• _Recorded information_
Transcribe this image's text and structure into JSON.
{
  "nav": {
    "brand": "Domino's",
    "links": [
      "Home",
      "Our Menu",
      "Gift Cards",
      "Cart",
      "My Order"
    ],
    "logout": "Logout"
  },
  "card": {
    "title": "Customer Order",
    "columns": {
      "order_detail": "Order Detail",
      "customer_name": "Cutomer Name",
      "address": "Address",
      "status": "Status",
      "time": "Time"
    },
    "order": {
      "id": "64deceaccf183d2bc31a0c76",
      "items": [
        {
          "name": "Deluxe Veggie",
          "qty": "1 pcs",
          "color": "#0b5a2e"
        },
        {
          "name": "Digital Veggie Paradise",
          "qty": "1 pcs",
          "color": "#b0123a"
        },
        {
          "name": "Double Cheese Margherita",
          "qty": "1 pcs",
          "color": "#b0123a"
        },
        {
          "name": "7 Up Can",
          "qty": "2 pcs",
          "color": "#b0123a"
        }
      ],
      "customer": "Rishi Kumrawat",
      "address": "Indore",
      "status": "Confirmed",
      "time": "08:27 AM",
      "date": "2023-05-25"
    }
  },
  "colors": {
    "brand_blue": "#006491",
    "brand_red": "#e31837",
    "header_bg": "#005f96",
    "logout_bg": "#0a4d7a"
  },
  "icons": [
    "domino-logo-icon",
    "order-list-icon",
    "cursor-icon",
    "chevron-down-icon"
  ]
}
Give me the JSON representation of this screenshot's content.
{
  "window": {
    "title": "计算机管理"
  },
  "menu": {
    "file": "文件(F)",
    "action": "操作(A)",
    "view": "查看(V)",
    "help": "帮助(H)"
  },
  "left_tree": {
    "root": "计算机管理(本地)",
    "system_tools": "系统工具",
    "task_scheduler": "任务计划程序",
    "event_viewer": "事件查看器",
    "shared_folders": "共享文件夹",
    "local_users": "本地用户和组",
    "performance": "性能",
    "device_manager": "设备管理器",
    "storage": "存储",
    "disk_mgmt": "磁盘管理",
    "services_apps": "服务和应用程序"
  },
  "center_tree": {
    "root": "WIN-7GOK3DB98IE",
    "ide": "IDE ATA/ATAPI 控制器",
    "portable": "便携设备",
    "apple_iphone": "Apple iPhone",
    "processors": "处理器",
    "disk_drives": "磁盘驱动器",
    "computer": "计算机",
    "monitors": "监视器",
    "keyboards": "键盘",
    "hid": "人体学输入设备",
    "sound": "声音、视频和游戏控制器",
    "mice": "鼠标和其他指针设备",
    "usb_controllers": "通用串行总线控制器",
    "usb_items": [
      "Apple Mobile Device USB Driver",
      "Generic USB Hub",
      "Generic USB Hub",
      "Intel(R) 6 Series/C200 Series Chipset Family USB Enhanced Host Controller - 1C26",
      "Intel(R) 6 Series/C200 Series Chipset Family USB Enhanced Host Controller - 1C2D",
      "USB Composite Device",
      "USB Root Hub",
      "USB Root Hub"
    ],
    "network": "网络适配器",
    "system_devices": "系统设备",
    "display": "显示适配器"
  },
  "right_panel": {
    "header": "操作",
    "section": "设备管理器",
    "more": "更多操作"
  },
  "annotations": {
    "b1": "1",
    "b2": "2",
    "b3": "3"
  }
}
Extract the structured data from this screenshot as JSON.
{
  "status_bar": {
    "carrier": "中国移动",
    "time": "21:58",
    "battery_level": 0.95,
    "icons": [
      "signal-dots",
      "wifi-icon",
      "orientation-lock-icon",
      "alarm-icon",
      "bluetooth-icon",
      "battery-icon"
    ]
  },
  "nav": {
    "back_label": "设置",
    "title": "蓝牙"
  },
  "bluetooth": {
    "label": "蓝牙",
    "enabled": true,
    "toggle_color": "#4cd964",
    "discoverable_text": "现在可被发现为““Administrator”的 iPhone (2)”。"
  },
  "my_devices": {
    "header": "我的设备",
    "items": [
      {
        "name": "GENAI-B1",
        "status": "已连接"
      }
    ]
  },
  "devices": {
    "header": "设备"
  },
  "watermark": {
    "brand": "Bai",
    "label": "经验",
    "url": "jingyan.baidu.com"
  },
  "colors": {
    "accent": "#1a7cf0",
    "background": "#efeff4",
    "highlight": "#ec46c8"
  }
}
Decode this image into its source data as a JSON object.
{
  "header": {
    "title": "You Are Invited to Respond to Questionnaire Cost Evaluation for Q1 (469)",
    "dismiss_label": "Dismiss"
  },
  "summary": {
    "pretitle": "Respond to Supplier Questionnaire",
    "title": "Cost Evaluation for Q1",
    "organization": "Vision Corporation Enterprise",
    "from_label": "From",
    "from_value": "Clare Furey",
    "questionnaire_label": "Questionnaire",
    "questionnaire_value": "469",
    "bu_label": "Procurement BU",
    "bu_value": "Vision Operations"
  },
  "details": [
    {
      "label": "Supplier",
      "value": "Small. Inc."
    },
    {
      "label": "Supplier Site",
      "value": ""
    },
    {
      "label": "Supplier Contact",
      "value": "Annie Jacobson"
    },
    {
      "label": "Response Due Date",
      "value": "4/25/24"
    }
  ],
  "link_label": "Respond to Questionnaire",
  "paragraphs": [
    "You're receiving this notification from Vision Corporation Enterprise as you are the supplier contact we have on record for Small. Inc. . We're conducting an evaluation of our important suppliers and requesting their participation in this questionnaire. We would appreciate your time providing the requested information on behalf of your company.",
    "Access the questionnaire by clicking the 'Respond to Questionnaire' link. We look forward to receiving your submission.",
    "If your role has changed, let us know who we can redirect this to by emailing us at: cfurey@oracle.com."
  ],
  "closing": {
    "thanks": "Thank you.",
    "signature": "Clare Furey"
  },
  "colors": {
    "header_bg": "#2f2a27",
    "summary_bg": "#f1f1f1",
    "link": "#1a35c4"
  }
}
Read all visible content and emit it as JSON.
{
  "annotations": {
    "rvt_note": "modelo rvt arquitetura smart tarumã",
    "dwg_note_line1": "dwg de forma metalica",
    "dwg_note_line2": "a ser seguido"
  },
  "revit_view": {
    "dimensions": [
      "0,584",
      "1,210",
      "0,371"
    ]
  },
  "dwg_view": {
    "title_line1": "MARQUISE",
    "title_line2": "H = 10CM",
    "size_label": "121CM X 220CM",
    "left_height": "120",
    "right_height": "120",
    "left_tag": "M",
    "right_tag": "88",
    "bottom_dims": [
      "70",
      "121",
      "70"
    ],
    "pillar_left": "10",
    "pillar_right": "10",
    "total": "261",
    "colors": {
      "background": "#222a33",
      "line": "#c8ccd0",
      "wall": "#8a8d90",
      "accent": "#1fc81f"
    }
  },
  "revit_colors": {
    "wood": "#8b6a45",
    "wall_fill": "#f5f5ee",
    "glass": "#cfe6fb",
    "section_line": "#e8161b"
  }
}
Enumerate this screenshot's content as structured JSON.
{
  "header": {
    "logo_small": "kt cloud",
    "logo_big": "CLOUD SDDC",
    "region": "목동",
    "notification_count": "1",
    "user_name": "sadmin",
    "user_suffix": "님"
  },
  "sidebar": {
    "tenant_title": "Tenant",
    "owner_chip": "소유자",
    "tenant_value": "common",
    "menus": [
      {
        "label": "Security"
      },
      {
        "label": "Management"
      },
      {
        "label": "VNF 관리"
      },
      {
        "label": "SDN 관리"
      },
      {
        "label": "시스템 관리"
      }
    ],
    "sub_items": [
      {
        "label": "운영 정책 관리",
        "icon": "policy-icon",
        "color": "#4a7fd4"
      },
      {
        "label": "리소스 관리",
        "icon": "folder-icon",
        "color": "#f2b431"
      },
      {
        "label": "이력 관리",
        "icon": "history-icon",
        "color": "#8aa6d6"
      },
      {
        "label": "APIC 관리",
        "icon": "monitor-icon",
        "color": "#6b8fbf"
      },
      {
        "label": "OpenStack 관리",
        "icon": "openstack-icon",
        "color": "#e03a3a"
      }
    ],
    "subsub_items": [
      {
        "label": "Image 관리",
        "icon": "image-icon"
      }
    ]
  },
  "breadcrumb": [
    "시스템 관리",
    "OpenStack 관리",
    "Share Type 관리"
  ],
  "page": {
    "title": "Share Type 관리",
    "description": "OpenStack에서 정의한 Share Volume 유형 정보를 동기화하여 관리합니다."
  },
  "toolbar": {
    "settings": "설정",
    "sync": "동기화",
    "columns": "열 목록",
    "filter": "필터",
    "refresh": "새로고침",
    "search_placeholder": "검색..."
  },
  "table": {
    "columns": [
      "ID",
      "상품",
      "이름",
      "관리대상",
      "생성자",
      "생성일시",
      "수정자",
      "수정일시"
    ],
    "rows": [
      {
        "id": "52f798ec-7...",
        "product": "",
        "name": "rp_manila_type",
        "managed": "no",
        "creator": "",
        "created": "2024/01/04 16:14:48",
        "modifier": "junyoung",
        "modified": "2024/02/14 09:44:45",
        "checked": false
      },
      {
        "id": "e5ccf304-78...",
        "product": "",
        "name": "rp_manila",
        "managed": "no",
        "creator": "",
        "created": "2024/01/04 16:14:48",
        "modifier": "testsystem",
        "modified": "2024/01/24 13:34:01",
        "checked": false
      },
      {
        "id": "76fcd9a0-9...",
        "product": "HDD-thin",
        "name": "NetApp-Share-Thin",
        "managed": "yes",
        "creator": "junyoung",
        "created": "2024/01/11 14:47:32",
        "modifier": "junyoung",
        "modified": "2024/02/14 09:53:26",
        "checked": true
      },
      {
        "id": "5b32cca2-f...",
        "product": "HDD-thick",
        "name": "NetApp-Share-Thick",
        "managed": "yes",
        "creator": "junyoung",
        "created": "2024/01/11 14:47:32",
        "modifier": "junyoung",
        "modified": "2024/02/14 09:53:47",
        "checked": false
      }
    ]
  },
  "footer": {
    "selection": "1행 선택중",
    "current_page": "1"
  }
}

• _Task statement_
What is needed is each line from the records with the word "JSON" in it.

• _Exercise output_
Transcribe this image's text and structure into JSON.
Give me the JSON representation of this screenshot's content.
Extract the structured data from this screenshot as JSON.
Decode this image into its source data as a JSON object.
Read all visible content and emit it as JSON.
Enumerate this screenshot's content as structured JSON.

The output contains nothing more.